● WHAT TO PRODUCE: The lines to be copied are those below that contain "JSON".

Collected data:
□ □ □ □

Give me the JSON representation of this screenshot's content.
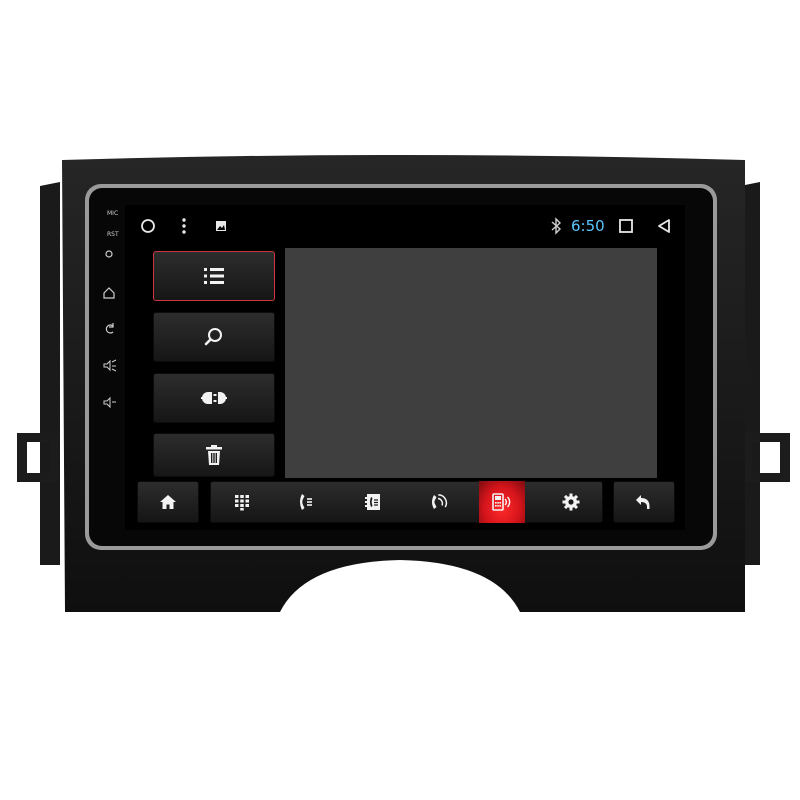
{
  "status_bar": {
    "time": "6:50",
    "icons": [
      "home-circle-icon",
      "more-vert-icon",
      "image-icon",
      "bluetooth-icon",
      "recents-square-icon",
      "back-triangle-icon"
    ]
  },
  "side_panel": {
    "items": [
      {
        "name": "list",
        "icon": "list-icon",
        "active": true
      },
      {
        "name": "search",
        "icon": "search-icon",
        "active": false
      },
      {
        "name": "pair",
        "icon": "plug-connect-icon",
        "active": false
      },
      {
        "name": "delete",
        "icon": "trash-icon",
        "active": false
      }
    ]
  },
  "dock": {
    "items": [
      {
        "name": "home",
        "icon": "home-icon",
        "active": false
      },
      {
        "name": "dialpad",
        "icon": "dialpad-icon",
        "active": false
      },
      {
        "name": "call-log",
        "icon": "call-log-icon",
        "active": false
      },
      {
        "name": "contacts",
        "icon": "contacts-icon",
        "active": false
      },
      {
        "name": "phone",
        "icon": "phone-icon",
        "active": false
      },
      {
        "name": "bluetooth-device",
        "icon": "device-signal-icon",
        "active": true
      },
      {
        "name": "settings",
        "icon": "gear-icon",
        "active": false
      },
      {
        "name": "back",
        "icon": "back-arrow-icon",
        "active": false
      }
    ]
  },
  "colors": {
    "clock": "#5ac8ff",
    "active_highlight": "#d4141b",
    "active_border": "#c9383e",
    "content_bg": "#3f3f3f"
  }
}
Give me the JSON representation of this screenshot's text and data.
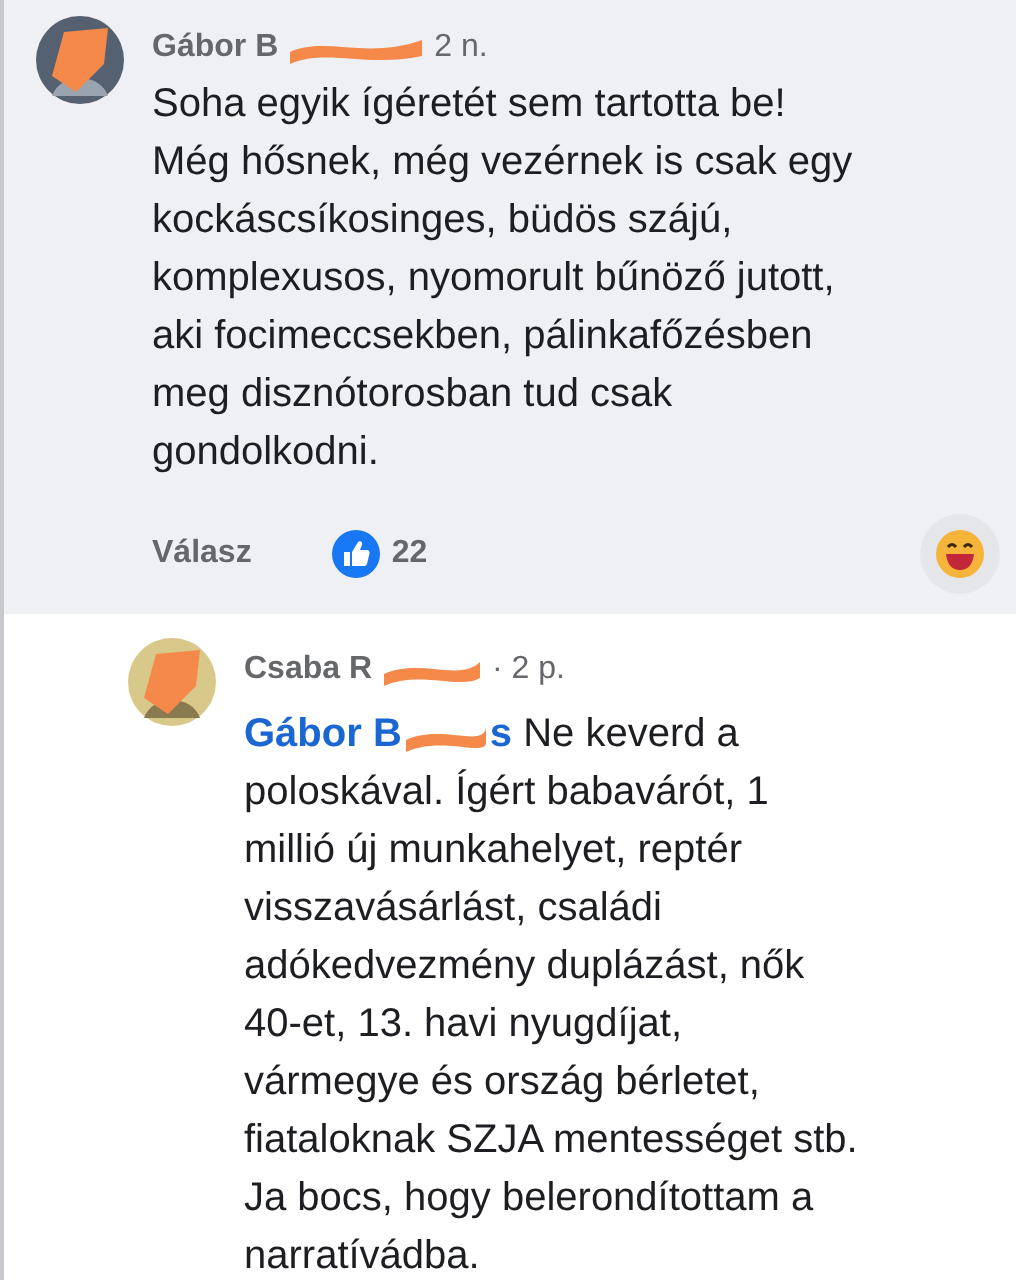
{
  "comments": [
    {
      "kind": "comment",
      "author": "Gábor B",
      "time": "2 n.",
      "body_lines": [
        "Soha egyik ígéretét sem tartotta be!",
        "Még hősnek, még vezérnek is csak egy",
        "kockáscsíkosinges, büdös szájú,",
        "komplexusos, nyomorult bűnöző jutott,",
        "aki focimeccsekben, pálinkafőzésben",
        "meg disznótorosban tud csak",
        "gondolkodni."
      ],
      "reply_label": "Válasz",
      "like_count": "22"
    },
    {
      "kind": "reply",
      "author": "Csaba R",
      "time": "· 2 p.",
      "mention": {
        "start": "Gábor B",
        "end": "s"
      },
      "body_lines": [
        "Ne keverd a",
        "poloskával. Ígért babavárót, 1",
        "millió új munkahelyet, reptér",
        "visszavásárlást, családi",
        "adókedvezmény duplázást, nők",
        "40-et, 13. havi nyugdíjat,",
        "vármegye és ország bérletet,",
        "fiataloknak SZJA mentességet stb.",
        "Ja bocs, hogy belerondítottam a",
        "narratívádba."
      ]
    }
  ]
}
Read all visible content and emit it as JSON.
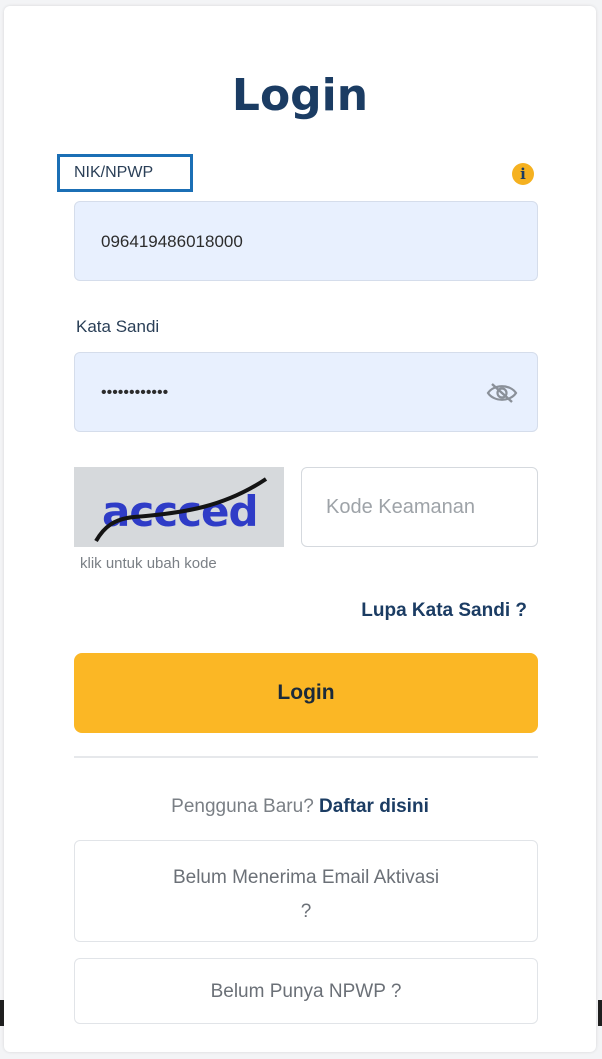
{
  "page": {
    "title": "Login"
  },
  "nik": {
    "label": "NIK/NPWP",
    "value": "096419486018000",
    "info_icon": "info-icon"
  },
  "password": {
    "label": "Kata Sandi",
    "value": "••••••••••••",
    "toggle_icon": "eye-slash-icon"
  },
  "captcha": {
    "image_text": "accced",
    "hint": "klik untuk ubah kode",
    "input_placeholder": "Kode Keamanan"
  },
  "links": {
    "forgot_password": "Lupa Kata Sandi ?"
  },
  "actions": {
    "login_label": "Login",
    "new_user_prefix": "Pengguna Baru?",
    "register_link": "Daftar disini",
    "resend_activation_line1": "Belum Menerima Email Aktivasi",
    "resend_activation_line2": "?",
    "no_npwp": "Belum Punya NPWP ?"
  },
  "colors": {
    "primary_navy": "#1b3c63",
    "accent_yellow": "#fbb725",
    "field_bg": "#e8f0fe",
    "highlight_border": "#1b6fb5"
  }
}
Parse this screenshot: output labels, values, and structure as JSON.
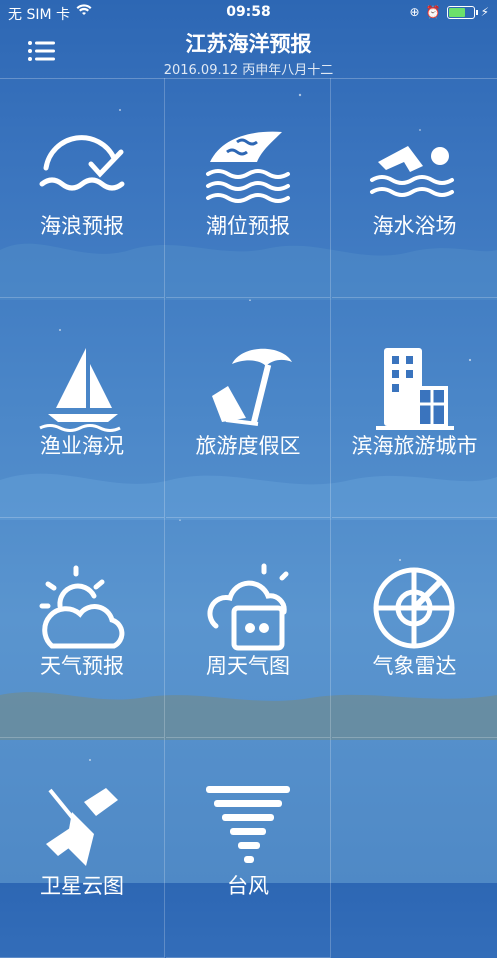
{
  "status": {
    "carrier": "无 SIM 卡",
    "time": "09:58",
    "battery_level": 0.75
  },
  "header": {
    "title": "江苏海洋预报",
    "date": "2016.09.12 丙申年八月十二"
  },
  "tiles": [
    {
      "label": "海浪预报",
      "icon": "wave-sun-icon"
    },
    {
      "label": "潮位预报",
      "icon": "tide-icon"
    },
    {
      "label": "海水浴场",
      "icon": "swimmer-icon"
    },
    {
      "label": "渔业海况",
      "icon": "sailboat-icon"
    },
    {
      "label": "旅游度假区",
      "icon": "beach-umbrella-icon"
    },
    {
      "label": "滨海旅游城市",
      "icon": "building-icon"
    },
    {
      "label": "天气预报",
      "icon": "sun-cloud-icon"
    },
    {
      "label": "周天气图",
      "icon": "weather-map-icon"
    },
    {
      "label": "气象雷达",
      "icon": "radar-icon"
    },
    {
      "label": "卫星云图",
      "icon": "satellite-icon"
    },
    {
      "label": "台风",
      "icon": "typhoon-icon"
    }
  ],
  "colors": {
    "background": "#3a74be",
    "accent": "#ffffff",
    "battery": "#6be06b"
  }
}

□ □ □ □

● ANSWER TO THIS TASK:
Give me the JSON representation of this screenshot's content.
Give me the JSON representation of this screenshot's text and data.
Read all visible content and emit it as JSON.
Parse this screenshot: output labels, values, and structure as JSON.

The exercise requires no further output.